Sustainable differentiation. That was the buzzword of the day and an important component of Tom Shelton’s talk on branding and identifying market niches. In short Tom, the President and CEO of Joseph Phelps Vineyards, argued that only sustainable points of differentiation (things that make your wine or story sustainably unique) will allow a brand to remain strong for any substantial length of time.
Tom’s focus is understandably on the luxury end of the market, with Joseph Phelps Insignia being chosen as wine of the year by Wine Spectator last year, but his suggestions can be applied to other price points. Tom was incredibly open with information and advice, and hearing his take on branding that works in the long run was extremely interesting.
Below is his list of marketing tactics, from least to most sustainable (and though he didn’t say so, I’ll go ahead and add the caveat that the list isn’t exhaustive – Also, the comments after each are my own).
- Bottle size – easily copied
- Varietal designation – everyone now does it
- Star winemaker – someone else can hire her, she could leave and start her own label, or she might be so expensive you never actually make any money. Moreover, using a star winemaker as a selling point is a good tactic but a very poor strategy according to Tom. You need to say something more compelling about your wine than simply “Helen Turley made this”.
- Image appellation (terroir). This is sustainable, but is something over which you have little control after you’ve purchased your land or contracted for your grapes. Still, having Napa or Russian River Valley on your label will add dollars to the price your wine will fetch in the marketplace.
- An Estate Designation. This will be “critical in the future” according to Tom. It assures the discriminating consumer that you had a hand in every aspect of the winemaking and grape growing, and that this should lead to higher quality. But, Tom argues, it is not enough. Others can call their wine Estate Bottled and many do. What you really need is…
- A proprietary Name. Reserve has become meaningless through overuse in the marketplace. Having a unique term is the best way around this problem. Insignia is one of the best examples. No one else can use it, it conveys the same quality information as “Reserve” once did, and it makes the product more memorable.
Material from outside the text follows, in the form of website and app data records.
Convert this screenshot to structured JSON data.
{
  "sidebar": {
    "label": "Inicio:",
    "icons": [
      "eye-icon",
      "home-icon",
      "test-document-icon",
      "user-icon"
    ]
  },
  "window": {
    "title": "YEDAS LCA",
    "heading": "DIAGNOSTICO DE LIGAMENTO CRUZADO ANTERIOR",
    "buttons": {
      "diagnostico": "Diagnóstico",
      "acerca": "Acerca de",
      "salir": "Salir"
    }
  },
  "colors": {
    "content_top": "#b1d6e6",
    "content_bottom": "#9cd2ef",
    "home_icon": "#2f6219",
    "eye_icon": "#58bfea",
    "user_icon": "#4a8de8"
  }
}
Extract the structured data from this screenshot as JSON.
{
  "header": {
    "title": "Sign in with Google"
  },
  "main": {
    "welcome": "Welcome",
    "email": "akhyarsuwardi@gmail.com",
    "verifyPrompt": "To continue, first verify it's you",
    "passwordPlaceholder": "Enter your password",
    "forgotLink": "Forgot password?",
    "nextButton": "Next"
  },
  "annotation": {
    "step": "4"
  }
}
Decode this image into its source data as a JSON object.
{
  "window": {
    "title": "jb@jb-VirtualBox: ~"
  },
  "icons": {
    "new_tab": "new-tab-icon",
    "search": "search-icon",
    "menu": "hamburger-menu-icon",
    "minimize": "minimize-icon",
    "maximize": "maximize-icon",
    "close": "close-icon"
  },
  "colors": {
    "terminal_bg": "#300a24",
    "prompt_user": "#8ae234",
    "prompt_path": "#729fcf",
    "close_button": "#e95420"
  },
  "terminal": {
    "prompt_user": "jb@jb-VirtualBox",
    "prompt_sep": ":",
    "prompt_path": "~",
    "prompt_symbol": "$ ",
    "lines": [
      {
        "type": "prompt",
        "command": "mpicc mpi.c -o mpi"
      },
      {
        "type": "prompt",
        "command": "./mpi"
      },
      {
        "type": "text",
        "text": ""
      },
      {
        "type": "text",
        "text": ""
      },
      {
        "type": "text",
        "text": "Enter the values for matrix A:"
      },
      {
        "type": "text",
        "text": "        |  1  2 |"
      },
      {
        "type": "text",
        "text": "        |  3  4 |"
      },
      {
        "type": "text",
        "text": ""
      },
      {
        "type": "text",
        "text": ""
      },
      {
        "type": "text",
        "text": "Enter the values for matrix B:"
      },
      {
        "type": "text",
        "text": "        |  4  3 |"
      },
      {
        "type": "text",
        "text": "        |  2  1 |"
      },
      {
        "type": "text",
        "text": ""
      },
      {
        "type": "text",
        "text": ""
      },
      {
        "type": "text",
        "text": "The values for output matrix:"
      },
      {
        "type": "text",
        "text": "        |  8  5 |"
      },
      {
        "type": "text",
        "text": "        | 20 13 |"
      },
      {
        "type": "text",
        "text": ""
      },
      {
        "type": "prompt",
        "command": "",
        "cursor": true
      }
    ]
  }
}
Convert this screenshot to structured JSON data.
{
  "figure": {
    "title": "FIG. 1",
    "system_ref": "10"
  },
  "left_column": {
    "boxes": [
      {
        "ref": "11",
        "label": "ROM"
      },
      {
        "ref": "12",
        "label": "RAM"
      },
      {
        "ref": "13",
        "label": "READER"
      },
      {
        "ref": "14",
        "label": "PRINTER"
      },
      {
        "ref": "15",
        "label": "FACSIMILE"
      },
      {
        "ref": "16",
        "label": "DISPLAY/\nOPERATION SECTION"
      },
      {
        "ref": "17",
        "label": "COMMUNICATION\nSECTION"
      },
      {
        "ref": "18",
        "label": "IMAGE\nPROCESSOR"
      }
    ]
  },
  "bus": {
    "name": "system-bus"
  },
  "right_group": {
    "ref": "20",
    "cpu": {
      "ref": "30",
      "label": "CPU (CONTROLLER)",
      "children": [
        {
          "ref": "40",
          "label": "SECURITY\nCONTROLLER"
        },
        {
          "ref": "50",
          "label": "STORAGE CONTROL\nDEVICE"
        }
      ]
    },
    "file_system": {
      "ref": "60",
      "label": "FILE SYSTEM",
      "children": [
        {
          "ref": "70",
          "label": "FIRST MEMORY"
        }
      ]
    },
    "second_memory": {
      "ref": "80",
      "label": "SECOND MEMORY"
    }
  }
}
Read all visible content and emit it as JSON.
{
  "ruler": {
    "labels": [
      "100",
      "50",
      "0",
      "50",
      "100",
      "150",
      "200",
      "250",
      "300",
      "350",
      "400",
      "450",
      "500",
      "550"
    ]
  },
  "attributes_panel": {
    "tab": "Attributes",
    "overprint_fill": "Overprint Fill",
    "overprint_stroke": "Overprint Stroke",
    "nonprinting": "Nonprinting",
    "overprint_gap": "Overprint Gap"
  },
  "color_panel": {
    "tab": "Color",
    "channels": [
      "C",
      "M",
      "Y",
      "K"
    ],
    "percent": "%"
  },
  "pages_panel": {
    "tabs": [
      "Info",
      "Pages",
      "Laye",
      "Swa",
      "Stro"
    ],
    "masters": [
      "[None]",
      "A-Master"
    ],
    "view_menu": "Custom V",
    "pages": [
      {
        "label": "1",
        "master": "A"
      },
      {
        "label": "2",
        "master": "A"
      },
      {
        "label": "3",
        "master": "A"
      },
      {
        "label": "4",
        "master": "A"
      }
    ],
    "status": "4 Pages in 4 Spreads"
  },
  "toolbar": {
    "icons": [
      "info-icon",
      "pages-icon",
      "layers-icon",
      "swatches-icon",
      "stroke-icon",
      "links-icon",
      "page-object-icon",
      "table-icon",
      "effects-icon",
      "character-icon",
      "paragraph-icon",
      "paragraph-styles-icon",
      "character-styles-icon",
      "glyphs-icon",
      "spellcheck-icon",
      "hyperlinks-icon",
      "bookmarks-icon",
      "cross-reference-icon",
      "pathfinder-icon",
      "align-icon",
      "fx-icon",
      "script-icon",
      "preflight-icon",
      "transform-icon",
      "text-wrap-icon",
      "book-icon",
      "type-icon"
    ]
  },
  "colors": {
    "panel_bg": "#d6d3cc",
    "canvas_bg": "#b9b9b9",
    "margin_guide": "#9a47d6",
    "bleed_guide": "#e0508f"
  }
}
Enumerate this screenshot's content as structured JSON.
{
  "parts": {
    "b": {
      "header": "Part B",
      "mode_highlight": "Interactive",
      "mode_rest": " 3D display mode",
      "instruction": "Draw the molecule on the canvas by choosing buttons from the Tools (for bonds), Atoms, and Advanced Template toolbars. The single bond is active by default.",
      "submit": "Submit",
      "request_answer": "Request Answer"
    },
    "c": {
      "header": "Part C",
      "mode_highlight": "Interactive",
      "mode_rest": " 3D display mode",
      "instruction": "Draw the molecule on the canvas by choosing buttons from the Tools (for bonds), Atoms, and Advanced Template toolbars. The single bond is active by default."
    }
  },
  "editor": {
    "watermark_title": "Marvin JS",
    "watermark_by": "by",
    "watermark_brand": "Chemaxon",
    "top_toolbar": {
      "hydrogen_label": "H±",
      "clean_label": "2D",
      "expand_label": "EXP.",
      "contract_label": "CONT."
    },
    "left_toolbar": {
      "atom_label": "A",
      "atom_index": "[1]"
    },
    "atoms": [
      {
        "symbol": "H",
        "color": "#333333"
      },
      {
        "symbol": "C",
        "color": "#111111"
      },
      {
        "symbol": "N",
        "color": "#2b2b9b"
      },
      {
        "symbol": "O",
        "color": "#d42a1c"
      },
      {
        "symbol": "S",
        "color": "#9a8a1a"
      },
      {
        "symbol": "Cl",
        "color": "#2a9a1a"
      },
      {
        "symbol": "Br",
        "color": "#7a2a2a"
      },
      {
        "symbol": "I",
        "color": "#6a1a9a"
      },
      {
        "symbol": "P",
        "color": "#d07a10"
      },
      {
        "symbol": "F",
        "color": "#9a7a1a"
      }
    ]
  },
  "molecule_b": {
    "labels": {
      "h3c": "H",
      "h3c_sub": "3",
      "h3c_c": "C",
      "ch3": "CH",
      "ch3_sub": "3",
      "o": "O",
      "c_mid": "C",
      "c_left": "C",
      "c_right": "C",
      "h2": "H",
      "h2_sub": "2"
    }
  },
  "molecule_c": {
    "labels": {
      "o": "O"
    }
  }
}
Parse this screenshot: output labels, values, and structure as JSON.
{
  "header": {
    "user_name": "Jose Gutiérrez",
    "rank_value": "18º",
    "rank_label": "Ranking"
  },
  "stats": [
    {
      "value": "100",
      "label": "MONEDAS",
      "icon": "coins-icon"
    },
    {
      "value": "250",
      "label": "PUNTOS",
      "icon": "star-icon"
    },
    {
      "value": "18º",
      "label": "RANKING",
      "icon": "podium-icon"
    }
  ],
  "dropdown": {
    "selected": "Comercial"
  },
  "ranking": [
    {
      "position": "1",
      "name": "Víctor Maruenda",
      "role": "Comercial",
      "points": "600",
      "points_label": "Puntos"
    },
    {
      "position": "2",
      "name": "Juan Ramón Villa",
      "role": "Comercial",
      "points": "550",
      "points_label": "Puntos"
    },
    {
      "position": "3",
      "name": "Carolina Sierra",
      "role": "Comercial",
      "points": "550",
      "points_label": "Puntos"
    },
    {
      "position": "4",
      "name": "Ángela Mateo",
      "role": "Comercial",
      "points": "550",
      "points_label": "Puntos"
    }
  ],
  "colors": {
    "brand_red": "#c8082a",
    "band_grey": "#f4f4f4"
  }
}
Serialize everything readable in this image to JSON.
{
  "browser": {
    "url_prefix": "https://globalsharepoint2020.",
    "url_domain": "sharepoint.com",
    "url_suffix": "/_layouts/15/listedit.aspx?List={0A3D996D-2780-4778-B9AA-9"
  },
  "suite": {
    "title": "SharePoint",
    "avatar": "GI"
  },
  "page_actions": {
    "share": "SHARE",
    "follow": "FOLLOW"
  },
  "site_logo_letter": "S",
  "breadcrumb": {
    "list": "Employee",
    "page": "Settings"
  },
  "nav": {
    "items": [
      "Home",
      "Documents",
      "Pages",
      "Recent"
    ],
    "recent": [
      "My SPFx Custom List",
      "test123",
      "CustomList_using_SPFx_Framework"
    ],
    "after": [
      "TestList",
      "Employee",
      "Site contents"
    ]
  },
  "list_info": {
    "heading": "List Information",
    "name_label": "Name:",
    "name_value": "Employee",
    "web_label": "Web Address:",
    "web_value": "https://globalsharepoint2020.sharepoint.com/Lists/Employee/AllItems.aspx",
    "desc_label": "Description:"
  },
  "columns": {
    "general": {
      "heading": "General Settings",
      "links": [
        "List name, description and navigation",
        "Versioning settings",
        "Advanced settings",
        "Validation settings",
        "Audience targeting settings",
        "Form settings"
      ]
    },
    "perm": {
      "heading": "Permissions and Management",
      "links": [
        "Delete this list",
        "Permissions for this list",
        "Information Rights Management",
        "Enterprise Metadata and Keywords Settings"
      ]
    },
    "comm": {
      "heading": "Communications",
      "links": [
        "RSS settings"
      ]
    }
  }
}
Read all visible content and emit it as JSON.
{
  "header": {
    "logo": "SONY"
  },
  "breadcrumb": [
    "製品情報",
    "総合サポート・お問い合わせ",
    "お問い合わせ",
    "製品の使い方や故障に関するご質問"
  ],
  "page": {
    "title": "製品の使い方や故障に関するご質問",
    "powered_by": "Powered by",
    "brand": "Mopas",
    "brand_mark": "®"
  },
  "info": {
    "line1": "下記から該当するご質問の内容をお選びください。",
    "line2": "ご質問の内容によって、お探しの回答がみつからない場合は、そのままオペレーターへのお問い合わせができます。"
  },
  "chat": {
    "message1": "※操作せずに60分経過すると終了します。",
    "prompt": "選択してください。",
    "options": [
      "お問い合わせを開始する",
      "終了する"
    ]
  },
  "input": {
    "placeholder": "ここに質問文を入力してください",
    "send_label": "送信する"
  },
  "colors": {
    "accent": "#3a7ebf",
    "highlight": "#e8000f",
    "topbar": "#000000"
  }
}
Naming bottlings after vineyard blocks or after family members is a variation on this theme.
Some other interesting tidbits about Joseph Phelps are
- That they sell around 35% of their wine direct
- Sales of Insignia makes up around 80% of their revenue
- Their average consumer is over 35 and makes much more than 100K a year
- In any given year Insignia is blended with anywhere from 100% Cabernet Sauvignon to nearly 100% Merlot (a quote: “Consumers will drink Merlot, as long as they don’t know it’s Merlot”)
- Production of Insignia varies from 17,000 to 25,000 cases depending on the year.
Tomorrow: Brand Management with talks by Leslie Litwak, Senior VP of Icon Estates, among others.